As of the 18. November 2009 the Baltic University Programme (BUP) was officially accepted as the seventeen Strategic Partner of the CBSS. The programme is a network of about 225 universities and other institutes of higher learning throughout the Baltic Sea region. The network is coordinated by the Baltic University Programme Secretariat a part of the Uppsala Centre for Sustainable Development (Uppsala CSD) at Uppsala University, Sweden. Since the 10th Ministerial Session of the CBSS in 2001, the Council has intensified efforts to coordinate CBSS activities with other organisations actively working to advance regional cooperation in the Baltic Sea Region. The CBSS has taken the initiative to organise annual coordination meetings, (organised and presided over by the CSO Chair), with the participation of Baltic Sea regional organisations, thus providing a more structured channel for involving the strategic partners to voice their concerns and coordinate their efforts with the CBSS and other organisations.  

Strategic partners of the CBSS (click to read more):
B7 Baltic Seven Islands
BASTUN
BCCA
Baltic Development Forum
Baltic Sea Forum
BSPC
BSRUN
BSSSC
BUP
Business Advisory Council
CPMR
HELCOM
IOM
NGO Forum
OECD
ScanBalt
UBC

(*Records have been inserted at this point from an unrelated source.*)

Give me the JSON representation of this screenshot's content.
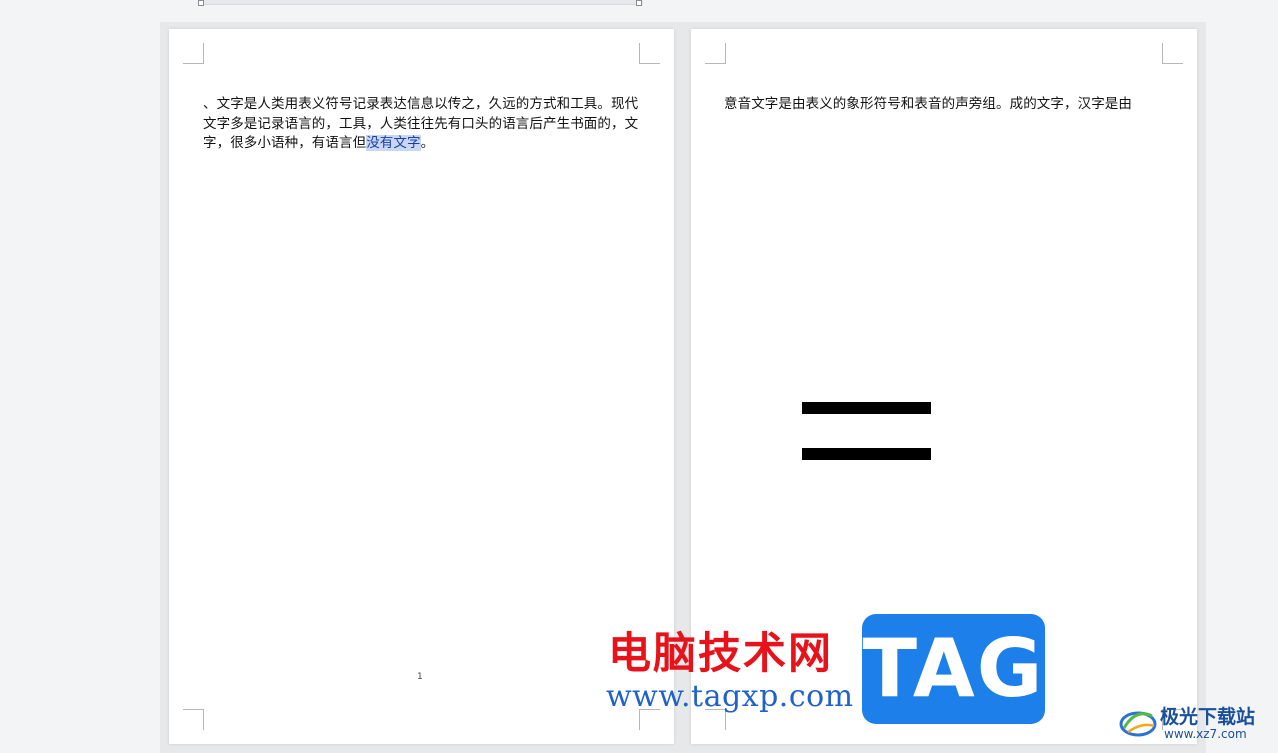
{
  "document": {
    "pages": [
      {
        "page_number": "1",
        "paragraph": {
          "before_selection": "、文字是人类用表义符号记录表达信息以传之，久远的方式和工具。现代文字多是记录语言的，工具，人类往往先有口头的语言后产生书面的，文字，很多小语种，有语言但",
          "selected_text": "没有文字",
          "after_selection": "。"
        }
      },
      {
        "paragraph": "意音文字是由表义的象形符号和表音的声旁组。成的文字，汉字是由",
        "shape": "equals-sign"
      }
    ]
  },
  "watermarks": {
    "site_name": "电脑技术网",
    "site_url": "www.tagxp.com",
    "tag_logo": "TAG",
    "corner_name": "极光下载站",
    "corner_url": "www.xz7.com"
  },
  "colors": {
    "selection_bg": "#c9d7f2",
    "selection_text": "#1a3fa8",
    "site_name_red": "#e8121b",
    "site_url_blue": "#1f62c9",
    "tag_blue": "#1d80ea"
  }
}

Mr._Hans-Dietrich_Genscher Mr._Uffe_Ellemann-Jensen Mr. Hans-Dietrich Genscher and Mr. Uffe Ellemann-Jensen were the founders of the CBSS. The Council of the Baltic Sea States (CBSS) is an overall political forum for regional intergovernmental cooperation. The members of the Council are the 11 states of the Baltic Sea region as well as the European Commission. The CBSS was established by the region’s Foreign Ministers in Copenhagen in 1992 as a response to the geopolitical changes that took place in the Baltic Sea region with the end of the Cold War. Since its founding, the CBSS has contributed to ensuring positive developments within the Baltic Sea region and has served as a driving force for multi-lateral co-operation.

cbss1992

CBSS – 1992

The CBSS is a flexible, demand-driven and result-oriented forum for regional cooperation. As Mr. Kofi Annan, the former Secretary-General of the United Nations has remarked, “the CBSS plays a key role in helping to underpin a stable, democratic, prosperous and undivided Europe.” To this end, the CBSS identifies political goals, creates action-plans, initiates projects and serves as a forum for the exchange of ideas concerning regional issues of common interest. The CBSS is responsible for overall co-ordination of intergovernmental cooperation in the Baltic Sea Region in accordance with the organisation’s Terms of Reference. The Council of the Baltic Sea States continues to demonstrate success in a number of fields such as, i.a.: removing regional economic barriers to trade and investment; improving nuclear and radiation safety; confidence building through the promotion of democracy and human rights; faciliting crossborder cooperation (e.g. as project partner of the former INTERREG III B-Project Baltic Euroregional Network, a joint endeavour of the CBSS, Nordic Council of Ministers and other partners); transforming curricula and teaching methods at the three main universities in the Baltic States and at Kaliningrad State University by way of the EuroFaculty Programme; and finally, contributing input to the EU’s policy frameworks for Northern Europe such as the Northern Dimension. Since 1998 the CBSS has been serviced by a permanent international Secretariat that is located in Stockholm, Sweden and funded by the Member States.